With the basics out of the way, let’s take a closer look at the engine. A larger engine will have more power to handle a higher trailer weight, but that’s not the only factor to consider.
The type of engine is also crucial for trailer towing. A gas engine typically has more power than a diesel engine of the same size, but a diesel engine will have better fuel economy, lifespan, and torque.
Choosing Your Tow Vehicles
Not all tow vehicles are equal. Some are simply better suited for the job than others. Let’s go over some of the most popular options and their advantages.
- Pickup Trucks. Arguably the most popular tow vehicle, a pickup truck offers high towing capabilities, a large payload limit, and plenty of power. They are available in gas, diesel, and even electric options. 4W drive trucks like the Ram truck have better traction, but they also come at a premium.
- SUVs. SUVs towing with Airstreams are becoming increasingly popular, especially using those with truck chassis for enhanced towing ability. Their main benefit is their comfort and large array of high-quality features. Some notable options are the Ford Expedition and Jeep Grand Cherokee, which are suitable for towing heavy loads.
- Vans. If you’re looking for a new tow vehicle that can still tow a decent amount of weight, then a van might be the right choice. With their larger size, they can accommodate more people and cargo. Remember, though, that most vans have a lower max tow weight than trucks.
After picking out the right vehicle, you should also ensure that it has the right equipment for towing. The last thing you want is to become stranded on the side of the road with a flat tire or no brakes.
Most vehicles with a high tow rating have a towing package that includes:
- Weight Distributing Hitch. The weight distribution hitch is the connection point between the vehicle and the trailer. The hitch weight can come in varying forms, so always double-check its compatibility with your vehicle combination.
- Trailer Brakes. Brake controllers are a must if you plan on doing any serious towing. When properly equipped, they provide stopping power and help keep your vehicle and trailer safe.
- Special Components. Models with higher tow ratings usually house dual rear wheels, cooling systems, suspension, and other components that help the vehicles do their job better. Some even have a max tow package option for those who want the highest towing capacity.
- Additional Towing Accessories. Many trailer tow package options come with useful accessories to enhance your driving experience, from tow mirrors and trailer lights to a fifth wheel hitch.
Can’t Find a Vehicle with the Right Towing Capacity?
Can’t find the right tow vehicle? What if you have a particular vehicle in mind and would like to see a different model vehicle with the same towing capacity? Whatever your needs, our Airstream professionals are here to help.
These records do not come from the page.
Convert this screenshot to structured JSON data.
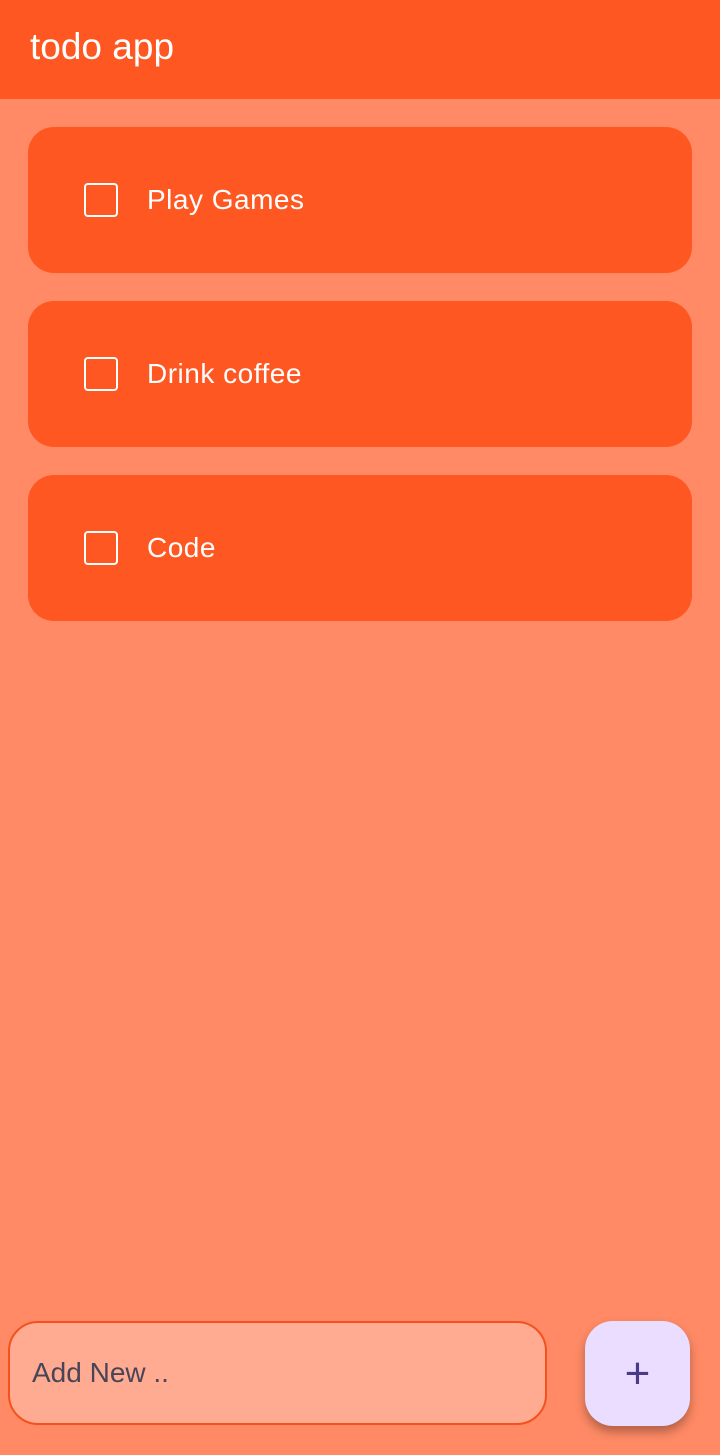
{
  "app": {
    "title": "todo app"
  },
  "todos": [
    {
      "label": "Play Games",
      "checked": false
    },
    {
      "label": "Drink coffee",
      "checked": false
    },
    {
      "label": "Code",
      "checked": false
    }
  ],
  "input": {
    "placeholder": "Add New .."
  },
  "fab": {
    "icon": "plus-icon",
    "glyph": "+"
  }
}
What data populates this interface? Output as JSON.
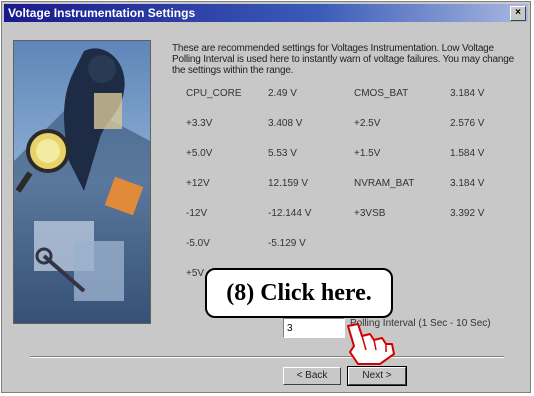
{
  "window": {
    "title": "Voltage Instrumentation Settings",
    "close_label": "×"
  },
  "description": "These are recommended settings for Voltages Instrumentation. Low Voltage Polling Interval is used here to instantly warn of voltage failures. You may change the settings within the range.",
  "voltages": [
    {
      "label": "CPU_CORE",
      "value": "2.49 V",
      "label2": "CMOS_BAT",
      "value2": "3.184 V"
    },
    {
      "label": "+3.3V",
      "value": "3.408 V",
      "label2": "+2.5V",
      "value2": "2.576 V"
    },
    {
      "label": "+5.0V",
      "value": "5.53 V",
      "label2": "+1.5V",
      "value2": "1.584 V"
    },
    {
      "label": "+12V",
      "value": "12.159 V",
      "label2": "NVRAM_BAT",
      "value2": "3.184 V"
    },
    {
      "label": "-12V",
      "value": "-12.144 V",
      "label2": "+3VSB",
      "value2": "3.392 V"
    },
    {
      "label": "-5.0V",
      "value": "-5.129 V",
      "label2": "",
      "value2": ""
    },
    {
      "label": "+5V",
      "value": "",
      "label2": "",
      "value2": ""
    }
  ],
  "polling": {
    "value": "3",
    "label": "Polling Interval (1 Sec - 10 Sec)"
  },
  "buttons": {
    "back": "< Back",
    "next": "Next >"
  },
  "callout": {
    "text": "(8)  Click here."
  },
  "icons": {
    "pointer": "hand-pointer-icon",
    "close": "close-icon"
  }
}
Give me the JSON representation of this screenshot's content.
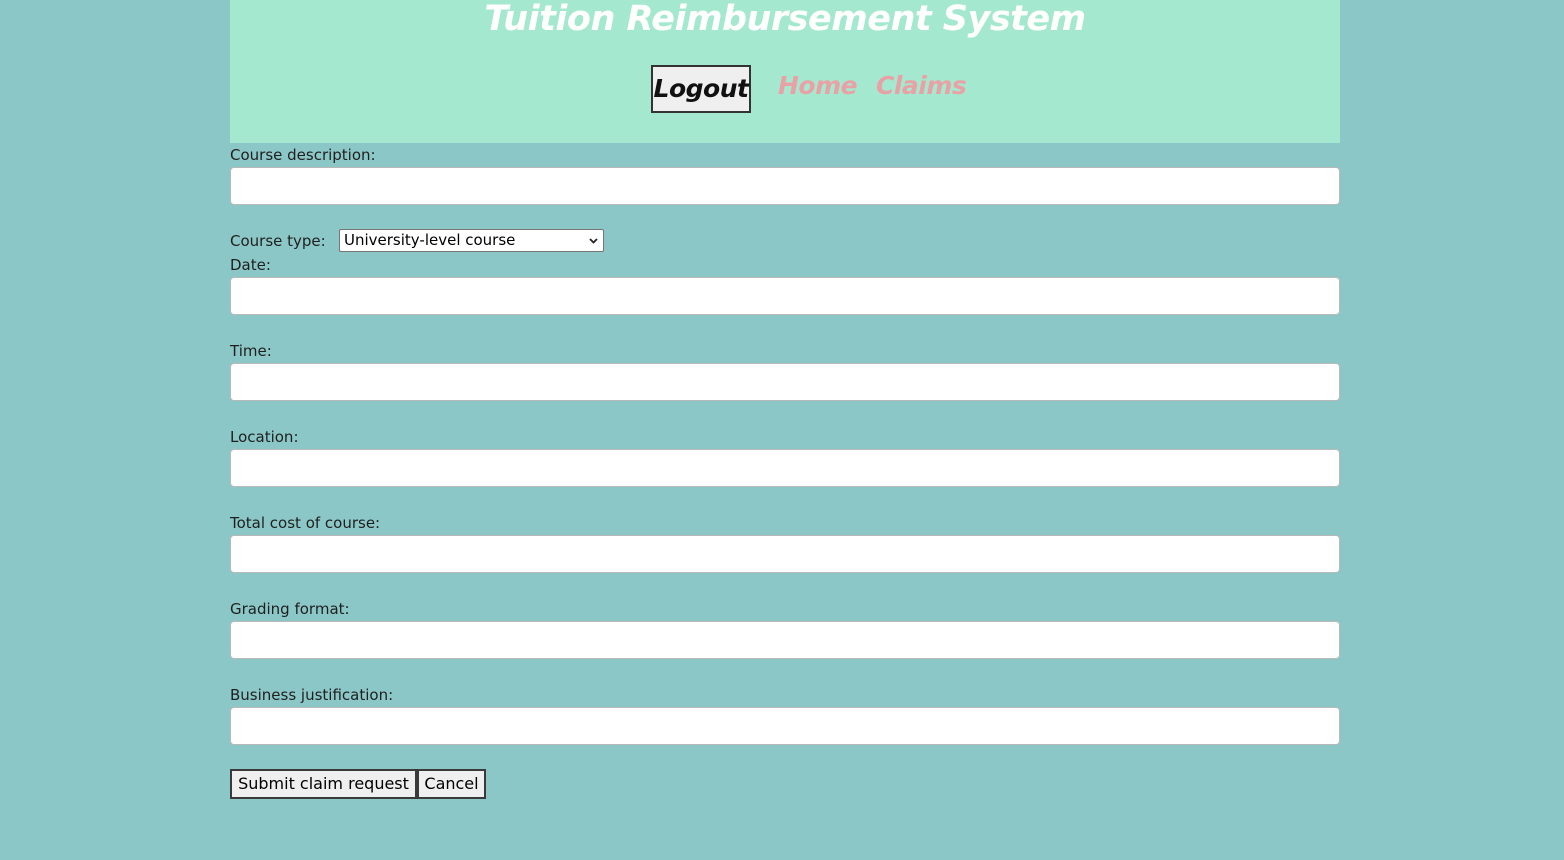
{
  "header": {
    "title": "Tuition Reimbursement System",
    "nav": {
      "logout_label": "Logout",
      "home_label": "Home",
      "claims_label": "Claims"
    }
  },
  "form": {
    "course_description": {
      "label": "Course description:",
      "value": ""
    },
    "course_type": {
      "label": "Course type:",
      "selected": "University-level course"
    },
    "date": {
      "label": "Date:",
      "value": ""
    },
    "time": {
      "label": "Time:",
      "value": ""
    },
    "location": {
      "label": "Location:",
      "value": ""
    },
    "total_cost": {
      "label": "Total cost of course:",
      "value": ""
    },
    "grading_format": {
      "label": "Grading format:",
      "value": ""
    },
    "business_justification": {
      "label": "Business justification:",
      "value": ""
    },
    "submit_label": "Submit claim request",
    "cancel_label": "Cancel"
  },
  "colors": {
    "page_background": "#8cc7c8",
    "header_background": "#a4e9cf",
    "title_color": "#ffffff",
    "nav_link_color": "#e8a2a6"
  },
  "icons": {
    "select_arrow": "chevron-down-icon"
  }
}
We can help you find the best tow vehicle options for your travel trailers. Our experts account for the maximum trailer capacity, estimated passenger weight, axle ratio and rear axle capacity, and other essential factors.
Call (480) 467-3737, and let’s start looking for your vehicle today.